Cost of Production
Wilson (2009) examined nutritional practices and environmental impact under different production systems. Excessive nitrogen and phosphorus excretion can be influenced by many factors however diet selection (specifications) and ingredient selection will have the greatest effect. Should specific ingredients be required for diets (for example, organic ingredients), which are only available in limited quantities in a few locations, their use will lead to an increase in the carbon footprint associated with their use and an adverse environmental impact. In broad terms he was able to demonstrate that birds raised under alternative production systems were less efficient (Table 2).
Table 2: Comparison of farm performance, nutrient utilisation and total nutrient excretion for three different production systems ( after Kratz et al., 2004).
I have calculated some costs, and yield figure on these data. Bearing in mind that “organic feed should not cost more than twice what conventional feed costs”, it can be seen that it costs 3 times as much per kg to feed organic birds, and only a quarter of the number of birds are available for sale. It would seem that the only way to produce organic chickens and make a return equivalent to conventional systems would be to sell the meat for 4 times the price of conventional birds, or rely on state subsidies.
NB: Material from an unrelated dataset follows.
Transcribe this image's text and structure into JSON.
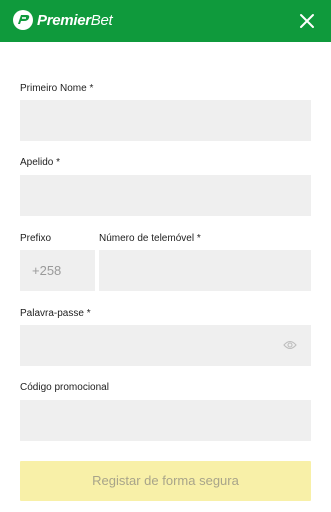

Both meat and eggs must be processed in a manner that is certified to be organic. Important points include the use of approved organic detergents, sanitizers and pest control methods and the prevention co-mingling with non-organic products.
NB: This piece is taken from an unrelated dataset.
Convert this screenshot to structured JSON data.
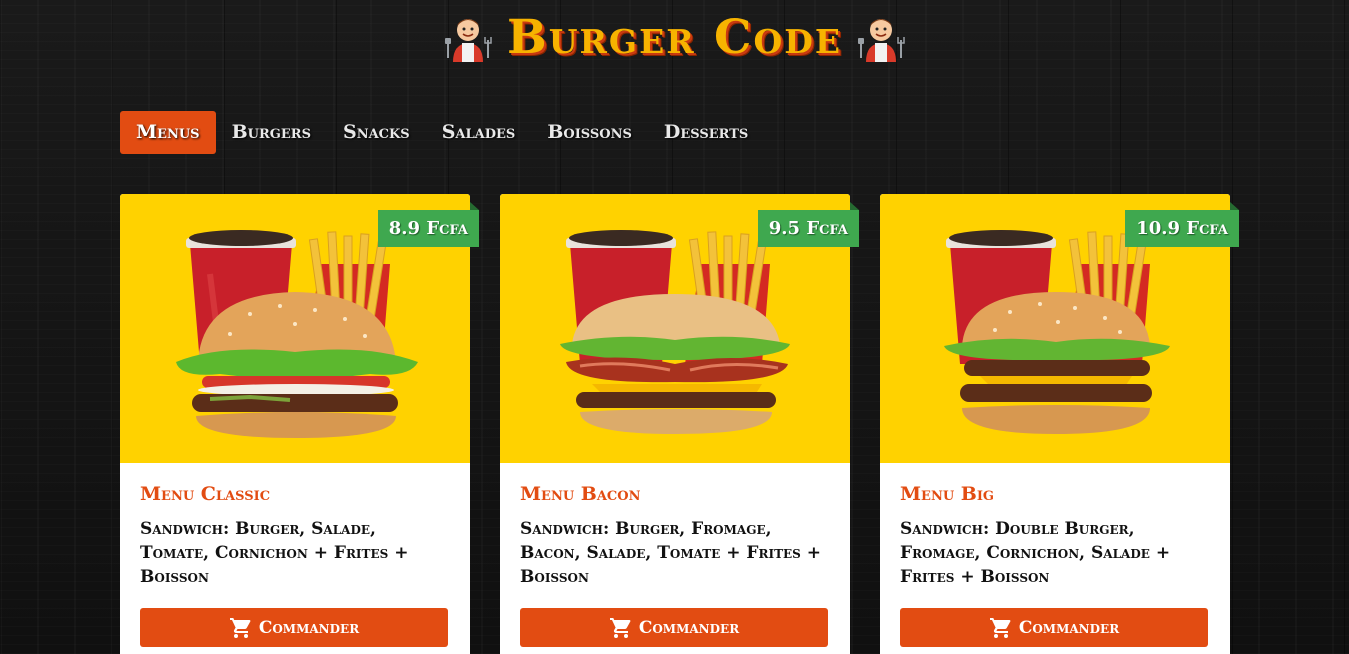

Organic and all-natural foods have become an alternative in most mainstream retail food outlets. One of the principal beliefs is that organic foods are safer than conventional foods. Many consumers base this belief in the safety of organic foods on the prohibition of pesticides and chemicals in raising the organic food. However, their understanding of the risks from pathogenic microorganisms on organic foods is not clear. In some recently conducted research (Griggs, 2007), it was found that raising chickens without anti-biotics, especially when the birds are kept outdoors, can result in higher levels of Campylobacter and Salmonella contamination of the meat than in conventionally raised chickens. It is also well established that we are more likely to pick up a Salmonella infection from eating free-range eggs than conventionally eggs.
A number of issues have prompted me to examine the way in which alternative (organic) products are marketed in South Africa.
Firstly, the Bryanston Organic market in Sandton (probably the largest organic market in the country) has decided that the standards for organic production are too stringent, so they are going to introduce their own, watered down version (Farmers Weekly). Secondly, Woolworths who have pioneered the “alternative” market, are about to embark on what they call the “Farming for the Future” program. It is, and I quote “to be a combination of organic farming principles, and the best modern science has to offer” – in essence, it will be their own version of Organic Lite. Lastly, my local butcher insists on trying to sell me organic chicken, and I know full well that there are no truly organic broilers produced in this country.
The reality is that the rest of the world has stringent sets of regulations for a product to qualify as “Organic”. In South Africa, we feel that we are entitled to move the goal posts as it suits us, and simply create our own set of standards. Even more disturbing is the fact that anyone can call their product “Organic” and put it on a shelf without any fear of recourse.